Focused message key to G.O.D vision
Douglas Young says with a chuckle that 'the BlackBerry is the best thing ever invented'. He spoke in the G.O.D gallery at the Jockey Club Creative Arts Centre in Shek Kip Mei. The gallery, which is a public space and a source of inspiration for Young, is packed full of artefacts of yesteryear - old clocks, postboxes and black and white photographs cover the walls between stacks of wobbly wooden chairs and worn furnishings.
It seems an unlikely setting for Young, who co-founded the contemporary furniture, homeware and lifestyle accessories brand G.O.D (Goods of Desire) with Benjamin Lau in 1996, to speak about how important technology, especially communication technology such as mobile broadband, is to his business but he has always enjoyed the mix of old and new. 'I like to be retro as technology can be cold and inhumane. We present a human side of technology by injecting craftsmanship and traditional values into our products. When a customer holds one of our objects, they can feel it is crafted with care. That is the charm of a G.O.D product.'
But behind the nostalgic appeal of this much-loved Hong Kong brand is a vision ready to embrace the future.
'Technology enables us to compete,' Young says. 'It's always been this way for both companies and countries. Just think about China. Technology can give you the edge over your rivals, in everything from manufacturing, logistics and inventory management. Technology is a high priority at G.O.D.'
Communications technology is particularly important for Young on a work and personal level. He never watches television and, instead, watches videos on sites such as YouTube, and he turns to specialist websites for sources of information. For inspiration, he prefers first-hand experience, such as going to see great paintings or architecture in person, but for background knowledge on these works, the internet is his primary source and he sees it as a 'supplement to learning'.
Mobile communications technology is particularly time-saving, he says, as it offers immediate access and the portability means he can stay on top on his work wherever he goes.

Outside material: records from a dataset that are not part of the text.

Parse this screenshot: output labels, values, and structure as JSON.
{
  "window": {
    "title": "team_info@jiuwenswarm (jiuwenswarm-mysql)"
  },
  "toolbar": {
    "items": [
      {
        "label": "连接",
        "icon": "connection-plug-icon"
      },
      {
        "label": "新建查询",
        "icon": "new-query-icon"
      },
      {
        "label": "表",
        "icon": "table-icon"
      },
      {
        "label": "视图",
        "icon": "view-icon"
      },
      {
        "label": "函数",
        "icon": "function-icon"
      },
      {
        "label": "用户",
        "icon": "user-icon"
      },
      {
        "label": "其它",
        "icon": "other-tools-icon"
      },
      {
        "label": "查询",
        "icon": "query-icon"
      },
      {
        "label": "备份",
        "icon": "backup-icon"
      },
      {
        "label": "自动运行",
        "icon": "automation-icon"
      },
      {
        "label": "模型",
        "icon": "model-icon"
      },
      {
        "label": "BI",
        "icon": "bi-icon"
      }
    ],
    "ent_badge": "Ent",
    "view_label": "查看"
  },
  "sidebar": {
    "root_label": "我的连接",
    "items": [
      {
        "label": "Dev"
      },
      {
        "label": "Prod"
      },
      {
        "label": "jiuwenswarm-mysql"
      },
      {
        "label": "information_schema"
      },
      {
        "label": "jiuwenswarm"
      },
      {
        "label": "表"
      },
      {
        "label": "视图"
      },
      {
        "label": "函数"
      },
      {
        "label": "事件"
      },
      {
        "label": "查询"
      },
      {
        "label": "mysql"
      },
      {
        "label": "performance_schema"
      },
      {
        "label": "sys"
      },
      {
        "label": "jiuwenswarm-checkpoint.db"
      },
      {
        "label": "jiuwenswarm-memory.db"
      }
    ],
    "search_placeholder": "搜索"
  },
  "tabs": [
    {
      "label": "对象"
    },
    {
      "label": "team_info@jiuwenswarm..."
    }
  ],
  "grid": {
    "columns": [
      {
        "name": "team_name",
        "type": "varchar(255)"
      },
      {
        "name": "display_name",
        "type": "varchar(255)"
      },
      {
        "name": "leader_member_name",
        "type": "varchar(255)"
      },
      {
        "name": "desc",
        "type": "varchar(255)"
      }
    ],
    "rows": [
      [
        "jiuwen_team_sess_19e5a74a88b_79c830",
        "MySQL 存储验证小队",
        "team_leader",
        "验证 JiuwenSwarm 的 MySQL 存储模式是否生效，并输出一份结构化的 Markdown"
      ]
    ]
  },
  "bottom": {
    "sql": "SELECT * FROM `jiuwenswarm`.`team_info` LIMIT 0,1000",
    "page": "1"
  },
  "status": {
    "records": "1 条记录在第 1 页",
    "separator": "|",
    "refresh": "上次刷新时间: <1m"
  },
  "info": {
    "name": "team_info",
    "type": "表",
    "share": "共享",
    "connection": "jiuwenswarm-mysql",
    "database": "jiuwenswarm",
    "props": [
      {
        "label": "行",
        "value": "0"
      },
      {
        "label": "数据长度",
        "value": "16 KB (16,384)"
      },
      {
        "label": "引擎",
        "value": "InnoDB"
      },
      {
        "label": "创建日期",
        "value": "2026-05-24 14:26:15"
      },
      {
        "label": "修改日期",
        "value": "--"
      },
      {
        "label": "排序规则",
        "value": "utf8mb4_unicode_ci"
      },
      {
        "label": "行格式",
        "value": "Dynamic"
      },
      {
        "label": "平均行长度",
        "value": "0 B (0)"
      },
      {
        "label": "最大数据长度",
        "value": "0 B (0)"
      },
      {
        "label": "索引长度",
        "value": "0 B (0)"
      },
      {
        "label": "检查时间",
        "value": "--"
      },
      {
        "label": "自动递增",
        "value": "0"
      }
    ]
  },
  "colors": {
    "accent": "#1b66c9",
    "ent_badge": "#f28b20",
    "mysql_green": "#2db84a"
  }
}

'It means I can go on holiday,' he says. 'I go skiing sometimes four times in a season in Europe and I can bring my work with me. It can be hard for designers to switch off. I keep my BlackBerry by my bed as inspiration can come at any time. Moments of epiphany can sometimes come in the middle of the night, and I send an e-mail to myself at work so it'll be there for me in the morning.'
Young, who was born in Hong Kong in 1965, trained as an architect at Sheffield University and the Architectural Association in Britain. From 1991, he worked in design and architectural projects in Hong Kong, ranging from residential to retail interiors, before starting G.O.D.
At G.O.D, most of the merchandise is designed in-house by a multidisciplinary design team led by Young. The long-term vision of the company is to build a Hong Kong brand that is forward looking and proud to display its cultural origins.
The company has five stores throughout Hong Kong ranging in size from 3,000 sqft to the flagship store of 20,000 sqft. G.O.D products are available in department stores, boutiques and museum shops around the world.
Young attributes his success, although he does not call it that himself, to enjoying and being passionate about his work.
'There are many ways to judge success, and many companies are more profitable,' he says. 'But what keeps me going is that I enjoy work - work is my life - and this means I am happy. With no enjoyment or interest, I would switch off after 6pm. I'm also always dissatisfied. You have to find your passion or there's no energy, and then channel that passion into a business model.'
Communicating the company's vision is another key to success, and a skill that Young says is of utmost importance to leaders. Lines of communication must be clear and leaders should be able to delegate with focused and lucid messages.
'You have to be able to communicate your vision to your colleagues so that everyone is fighting the same battle,' he says. 'Communication technology helps to spread the word, polarise opinion and has a common, long-term goal. Great brands always have a focused message, and employees have pride in and believe in their company.'
Young says that when he is outside the office he communicates with his colleagues often through visual means, such as by commenting on and approving samples that he is sent images of, or taking a photograph of an object on the street to send to his designers through his mobile network so that it may serve as inspiration. For example, a 'manhole cover that inspired a design for a soapdish'.
'Sometimes I take a photo of a random object taken out of context, add a clue as to what it means, and send it to my designers as a way of inspiring them,' Young says.
And, to keep himself inspired, Young makes sure to keep an open mind and to put himself in a position to take advantage of opportunities.
'When I do something, I just do it. I've had failures with a product that didn't work out the way I planned and so on, and these experiences have taught me a great deal. But I'm always open to new challenges, be it on the ski slope, in new business models, technology or a magazine. I enjoy the learning process, and what I do next depends on the opportunities that I come across. That's the interesting thing about life.'